The Xperia X10 Mini is meant to be most of the original Xperia X10, but in a significantly smaller package. So small, in fact, that most folks had a hard time believing it's actually a phone. It more closely resembles an iPod competitor than a fully-featured phone.

It is a phone, though, and it runs Google's Android mobile operating system - albeit a version customised for its smaller screen.

Does it work?

The X10 Mini will take your calls, send text messages, browse the Web and play your media. It did most of the things I asked of it, but I never quite felt at ease with it. Perhaps it was the smaller, low-resolution screen. Most modern mobiles have excellent high-density displays, capable of making all your photos and Web pages look great. The X10 Mini has a screen that looks old and grainy. It definitely doesn't flatter the operating system's pretty buttons.
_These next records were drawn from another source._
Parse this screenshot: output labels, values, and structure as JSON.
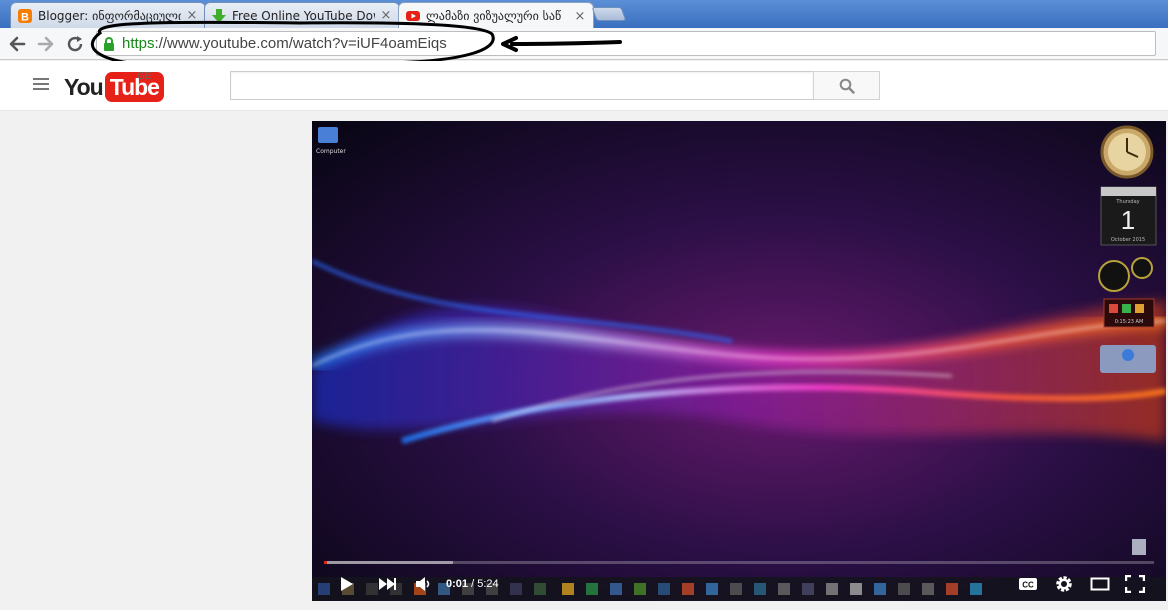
{
  "browser": {
    "tabs": [
      {
        "title": "Blogger: ინფორმაციული",
        "favicon": "blogger-icon",
        "active": false
      },
      {
        "title": "Free Online YouTube Dow",
        "favicon": "download-arrow-icon",
        "active": false
      },
      {
        "title": "ლამაზი ვიზუალური საწ",
        "favicon": "youtube-icon",
        "active": true
      }
    ],
    "close_glyph": "×",
    "url_scheme": "https",
    "url_rest": "://www.youtube.com/watch?v=iUF4oamEiqs"
  },
  "youtube": {
    "logo_you": "You",
    "logo_tube": "Tube",
    "region": "GE",
    "search_placeholder": ""
  },
  "player": {
    "current_time": "0:01",
    "separator": " / ",
    "duration": "5:24",
    "played_fraction": 0.003,
    "buffered_fraction": 0.155,
    "desktop_icon_label": "Computer",
    "calendar_day_name": "Thursday",
    "calendar_day": "1",
    "calendar_month_year": "October 2015",
    "clock_readout": "0:15:23 AM"
  },
  "colors": {
    "youtube_red": "#e62117",
    "secure_green": "#168a16",
    "annotation": "#000000"
  }
}
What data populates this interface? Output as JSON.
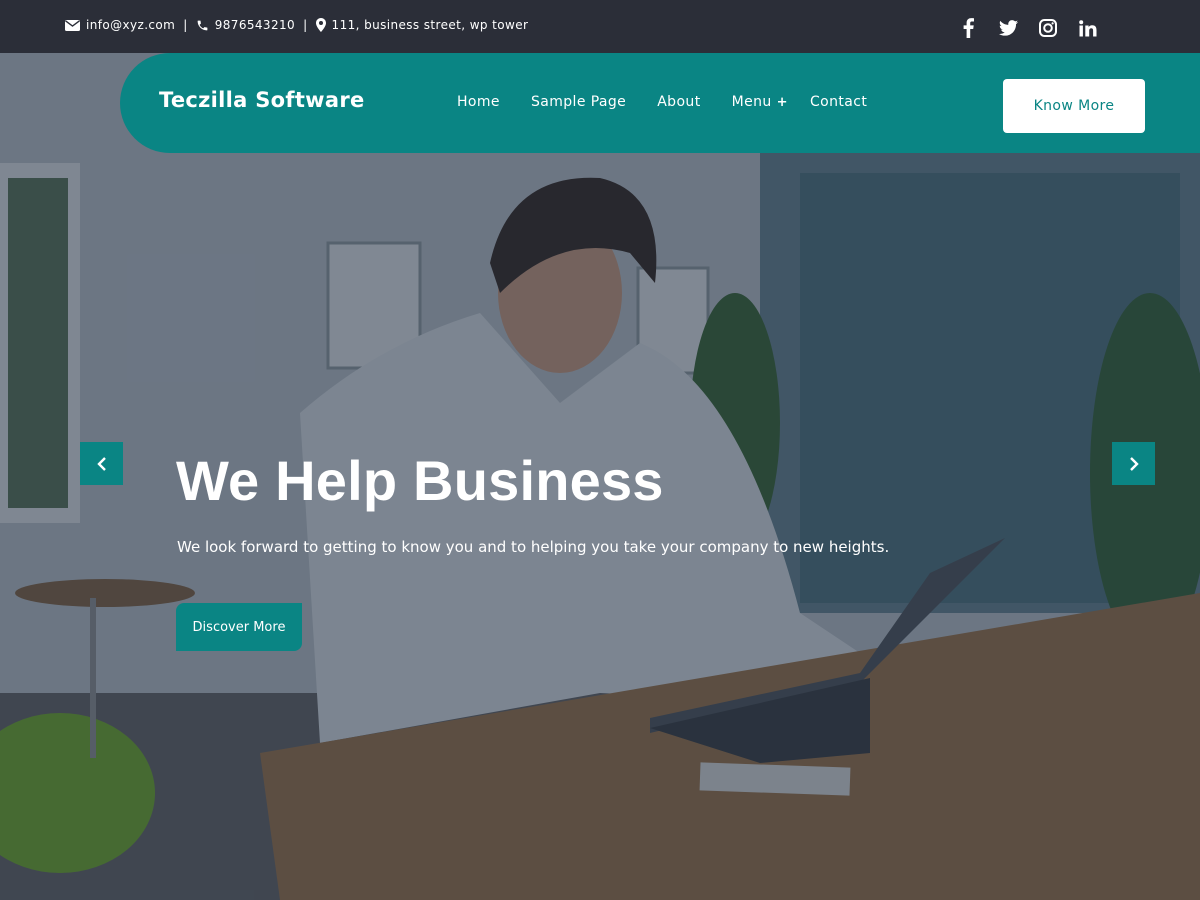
{
  "topbar": {
    "email": "info@xyz.com",
    "phone": "9876543210",
    "address": "111, business street, wp tower",
    "separator": "|",
    "icons": [
      "envelope-icon",
      "phone-icon",
      "map-pin-icon"
    ],
    "social": [
      "facebook-icon",
      "twitter-icon",
      "instagram-icon",
      "linkedin-icon"
    ]
  },
  "nav": {
    "brand": "Teczilla Software",
    "items": [
      {
        "label": "Home"
      },
      {
        "label": "Sample Page"
      },
      {
        "label": "About"
      },
      {
        "label": "Menu",
        "submenu_marker": "+"
      },
      {
        "label": "Contact"
      }
    ],
    "cta": "Know More"
  },
  "hero": {
    "title": "We Help Business",
    "subtitle": "We look forward to getting to know you and to helping you take your company to new heights.",
    "button": "Discover More",
    "prev_icon": "chevron-left-icon",
    "next_icon": "chevron-right-icon",
    "background": "photo of man typing on laptop at wooden table in office"
  },
  "colors": {
    "topbar_bg": "#2b2e38",
    "accent": "#0a8584",
    "text_light": "#ffffff"
  }
}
Speaking of buttons: the big-brother X10, with its larger screen, gets a lovely on-screen QWERTY keyboard. Mini-me, over here, has to make do with a rather weird on-screen keypad. You know, the kind that has “ABC” on the 2, “DEF” on the 3 and so on. Okay, there is Sony Ericsson's excellent predictive text system, but this now has to be navigated using a series of convoluted keypre... sorry, touch screen gestures. Previous experience with this T9 predictive text has shown it to be most effective when tied to a hardware button for scrolling through words.
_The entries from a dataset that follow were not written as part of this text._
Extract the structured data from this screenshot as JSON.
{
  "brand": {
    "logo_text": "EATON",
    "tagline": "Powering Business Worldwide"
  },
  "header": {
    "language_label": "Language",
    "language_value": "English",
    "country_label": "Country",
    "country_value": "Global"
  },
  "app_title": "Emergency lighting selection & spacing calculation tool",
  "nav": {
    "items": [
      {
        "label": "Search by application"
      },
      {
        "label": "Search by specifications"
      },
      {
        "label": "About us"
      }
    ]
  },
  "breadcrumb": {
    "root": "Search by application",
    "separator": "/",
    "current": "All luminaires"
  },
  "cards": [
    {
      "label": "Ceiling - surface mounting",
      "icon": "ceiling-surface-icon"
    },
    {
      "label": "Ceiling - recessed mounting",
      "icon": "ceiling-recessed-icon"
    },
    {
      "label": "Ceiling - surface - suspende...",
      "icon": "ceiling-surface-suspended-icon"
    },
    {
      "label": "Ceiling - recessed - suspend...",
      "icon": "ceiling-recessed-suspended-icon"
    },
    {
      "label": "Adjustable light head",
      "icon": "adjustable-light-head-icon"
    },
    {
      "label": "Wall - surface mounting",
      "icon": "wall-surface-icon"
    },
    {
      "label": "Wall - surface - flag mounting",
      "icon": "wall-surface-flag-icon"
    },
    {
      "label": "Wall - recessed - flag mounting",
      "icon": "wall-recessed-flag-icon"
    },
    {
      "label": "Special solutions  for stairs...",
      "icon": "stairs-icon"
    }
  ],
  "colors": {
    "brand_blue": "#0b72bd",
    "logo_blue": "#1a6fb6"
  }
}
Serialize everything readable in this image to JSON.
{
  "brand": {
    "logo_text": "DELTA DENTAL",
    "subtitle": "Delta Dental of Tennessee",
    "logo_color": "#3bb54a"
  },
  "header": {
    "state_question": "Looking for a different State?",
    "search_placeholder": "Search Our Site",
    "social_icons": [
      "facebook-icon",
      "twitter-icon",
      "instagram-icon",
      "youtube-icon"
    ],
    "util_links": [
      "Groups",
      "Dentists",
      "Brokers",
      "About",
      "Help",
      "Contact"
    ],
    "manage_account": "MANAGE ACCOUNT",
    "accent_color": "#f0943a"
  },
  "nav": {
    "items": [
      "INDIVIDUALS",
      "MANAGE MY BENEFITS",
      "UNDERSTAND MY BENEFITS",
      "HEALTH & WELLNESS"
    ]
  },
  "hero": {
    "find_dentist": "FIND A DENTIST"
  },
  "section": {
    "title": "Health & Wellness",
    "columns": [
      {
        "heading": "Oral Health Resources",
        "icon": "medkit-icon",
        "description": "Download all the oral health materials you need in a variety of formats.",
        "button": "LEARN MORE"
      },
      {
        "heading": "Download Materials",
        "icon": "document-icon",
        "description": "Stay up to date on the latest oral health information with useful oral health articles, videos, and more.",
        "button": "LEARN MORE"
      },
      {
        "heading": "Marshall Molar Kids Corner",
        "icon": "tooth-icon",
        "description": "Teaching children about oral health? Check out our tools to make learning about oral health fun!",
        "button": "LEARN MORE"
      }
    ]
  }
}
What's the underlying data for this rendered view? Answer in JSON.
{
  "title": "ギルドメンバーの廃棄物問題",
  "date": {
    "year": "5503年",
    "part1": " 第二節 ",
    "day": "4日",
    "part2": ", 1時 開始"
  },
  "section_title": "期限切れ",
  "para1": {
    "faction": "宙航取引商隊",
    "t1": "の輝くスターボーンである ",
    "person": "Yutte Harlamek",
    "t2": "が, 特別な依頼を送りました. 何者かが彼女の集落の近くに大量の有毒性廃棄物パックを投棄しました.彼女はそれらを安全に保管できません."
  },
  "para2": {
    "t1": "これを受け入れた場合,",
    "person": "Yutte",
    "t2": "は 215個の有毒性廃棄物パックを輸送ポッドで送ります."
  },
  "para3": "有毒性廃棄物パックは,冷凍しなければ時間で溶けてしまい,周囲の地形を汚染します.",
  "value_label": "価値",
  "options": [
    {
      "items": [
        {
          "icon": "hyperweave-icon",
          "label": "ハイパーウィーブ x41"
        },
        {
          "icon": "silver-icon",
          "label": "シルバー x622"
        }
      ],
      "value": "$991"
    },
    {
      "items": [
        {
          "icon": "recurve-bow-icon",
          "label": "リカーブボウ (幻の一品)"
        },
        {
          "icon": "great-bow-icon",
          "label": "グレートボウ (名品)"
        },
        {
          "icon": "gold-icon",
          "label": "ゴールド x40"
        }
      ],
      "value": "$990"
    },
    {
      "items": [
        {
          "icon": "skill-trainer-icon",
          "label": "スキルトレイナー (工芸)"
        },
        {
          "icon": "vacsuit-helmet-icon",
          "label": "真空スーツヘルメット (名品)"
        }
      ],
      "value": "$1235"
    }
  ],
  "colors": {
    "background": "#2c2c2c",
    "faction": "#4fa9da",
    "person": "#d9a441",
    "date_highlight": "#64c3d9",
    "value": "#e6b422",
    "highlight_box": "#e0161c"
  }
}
And that's just one of the area in which the X10 Mini feels incomplete. It literally is half the phone the bigger X10 is, both in software and hardware.

It feels too dainty and too small. The bigger phone lacks a few of the software features this model has, but Android phones have access to a ton of apps from the Android Marketplace - the proper X10 can run all of those while the Mini will not have access to certain apps due to its smaller screen.
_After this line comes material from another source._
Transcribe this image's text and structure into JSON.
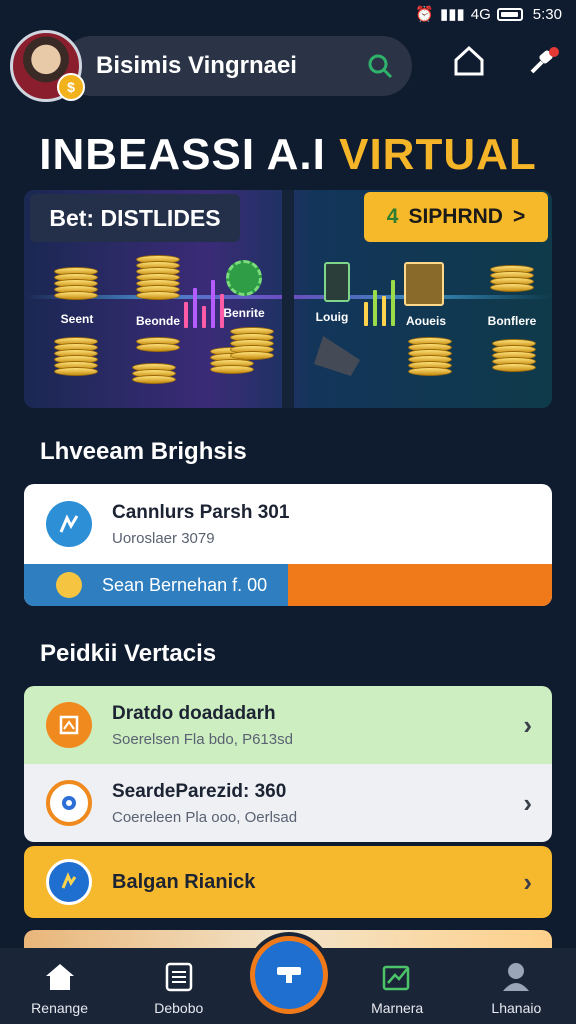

Where it manages to impress is through the really responsive touch screen - it's just as good as that on the iPhone. It has smartphone essentials like Wi-Fi, GPS and Bluetooth, too. The five-megapixel camera is average, though, and the eight-megapixel snapper on the other X10 is better in every way.

Should I buy it?

It's hard to recommend the X10 Mini when there it has a stablemate that does everything better. The big drawcard here is its ridiculously compact design, but even that is rendered moot when you consider it's supposed to be a smartphone. As that, it falls short of what I think a smartphone should be. It's all right as a phone, but using it for all those other “smart” features is just too frustrating.

In summary

Good: Well equipped; great touch screen
Bad: Just too compact; frustrating interface; only Android 1.6
Rating: 6/10
Price: On contract
Dimensions: 83 x 50 x 16mm
Weight: 88g
Screen resolution: 240 x 320
Camera: 5-megapixel, LED flash
Operating system: Android 1.6
Storage: 128MB built-in, microSD slot
Other: Wi-Fi, Bluetooth, GPS

See also